24. Rossi P, Bezzi M, Salvatori FM, Panzetti C, Rossi M, Pavia G, Clinical experience with covered Wallstents for biliary malignancies: 23-month follow-upCardiovasc Intervent Radiol 1997; 20: 441-447.
25. Hausegger KA, Thurnher S, Bodendorfer G, Treatment of malignant biliary obstruction with polyurethane covered WallstentsAJR Am J Roentgenol 1998; 170: 403-408.
26. Miyayama S, Matsui O, Terayama T, Tatsu H, Yamamoto T, Takashima T, Covered Gianturco stents for malignant biliary obstruction: preliminary clinical evaluationJ Vasc Interv Radiol 1997; 8: 641-648.
27. Han YM, Jin GY, Lee S, Kwak HS, Chung GH, Flared polyurethane-covered self expandable nitinol stent for malignant biliary obstructionJ Vasc Interv Radiol 2003; 14: 1291-1301.
28. Kanasaki S, Furukawa A, Kane T, Murata K, Polyurethane- covered nitinol Strecker stents as primary palliative treatment of malignant biliary obstructionCardiovasc Intervent Radiol 2000; 23: 114-120.
29. Bezzi M, Zolovkins A, Cantisani V, New ePTFE/FEP-covered stent in the palliative treatment of malignant biliary obstructionJ Vasc Interv Radiol 2002; 13: 581-589.
30. Krokidis M, Fanelli F, Orgera G, Percutaneous palliation of pancreatic head cancer: randomized comparison of ePTFE/FEP-covered versus uncovered nitinol biliary stentsCardiovasc Intervent Radiol 2011; 34: 352-361.

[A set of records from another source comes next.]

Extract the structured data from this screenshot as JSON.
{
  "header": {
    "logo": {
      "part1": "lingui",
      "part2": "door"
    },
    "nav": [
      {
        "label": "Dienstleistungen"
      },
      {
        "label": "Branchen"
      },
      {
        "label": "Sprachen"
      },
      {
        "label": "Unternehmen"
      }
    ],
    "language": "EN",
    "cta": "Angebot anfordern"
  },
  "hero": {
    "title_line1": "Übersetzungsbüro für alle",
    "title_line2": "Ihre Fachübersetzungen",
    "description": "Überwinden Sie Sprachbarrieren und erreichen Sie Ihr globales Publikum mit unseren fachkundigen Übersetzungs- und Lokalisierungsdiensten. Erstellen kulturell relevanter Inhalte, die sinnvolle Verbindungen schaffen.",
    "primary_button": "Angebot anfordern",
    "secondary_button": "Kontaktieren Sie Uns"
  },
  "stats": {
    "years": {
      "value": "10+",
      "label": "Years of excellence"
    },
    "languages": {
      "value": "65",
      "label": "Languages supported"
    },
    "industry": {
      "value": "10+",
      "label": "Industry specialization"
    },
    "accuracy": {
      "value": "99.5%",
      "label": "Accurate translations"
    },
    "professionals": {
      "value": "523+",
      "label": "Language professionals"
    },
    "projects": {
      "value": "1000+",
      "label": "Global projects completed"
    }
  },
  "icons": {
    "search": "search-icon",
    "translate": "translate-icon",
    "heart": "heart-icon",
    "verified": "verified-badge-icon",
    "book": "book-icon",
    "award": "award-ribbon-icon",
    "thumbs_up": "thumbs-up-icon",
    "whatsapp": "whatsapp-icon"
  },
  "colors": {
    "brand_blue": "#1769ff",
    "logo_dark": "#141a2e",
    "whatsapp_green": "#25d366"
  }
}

31. Krokidis M, Fanelli F, Orgera G, Bezzi M, Passariello R, Hatzidakis A, Percutaneous treatment of malignant jaundice due to extrahepatic cholangiocarcinoma: covered Viabil stent versus uncovered WallstentsCardiovasc Intervent Radiol 2010; 33: 97-106.
32. Hatzidakis A, Krokidis M, Kalbakis K, Romanos J, Petrakis I, Gourtsoyiannis N, ePTFE/FEP-covered metallic stents for palliation of malignant biliary disease: can tumor ingrowth be prevented?Cardiovasc Intervent Radiol 2007; 30: 950-958.
33. Organ LW, Electrophysiologic principles of radiofrequency lesion makingAppl Neurophysiol 1976-1977; 39: 69-76.
34. Sutherland LM, Williams JA, Padbury RT, Gotley DC, Stokes B, Maddern GJ, Radiofrequency ablation of liver tumors: a systematic reviewArch Surg 2006; 141: 181-190.
35. Steel AW, Postgate AJ, Khorsandi S, Endoscopically applied radiofrequency ablation appears to be safe in the treatment of malignant biliary obstructionGastrointest Endosc 2011; 73: 149-153.
36. Zacharoulis D, Lazoura O, Khorsandi S, EndoHPB: a novel endobiliary radiofrequency ablation device. An experimental studyJ Invest Surg 2013; 26: 6-10.
37. Mizandari M, Pai M, Xi F, Percutaneous intraductal radiofrequency ablation is a safe treatment for malignant biliary obstruction: feasibility and early resultsCardiovasc Intervent Radiol 2013; 36: 814-819.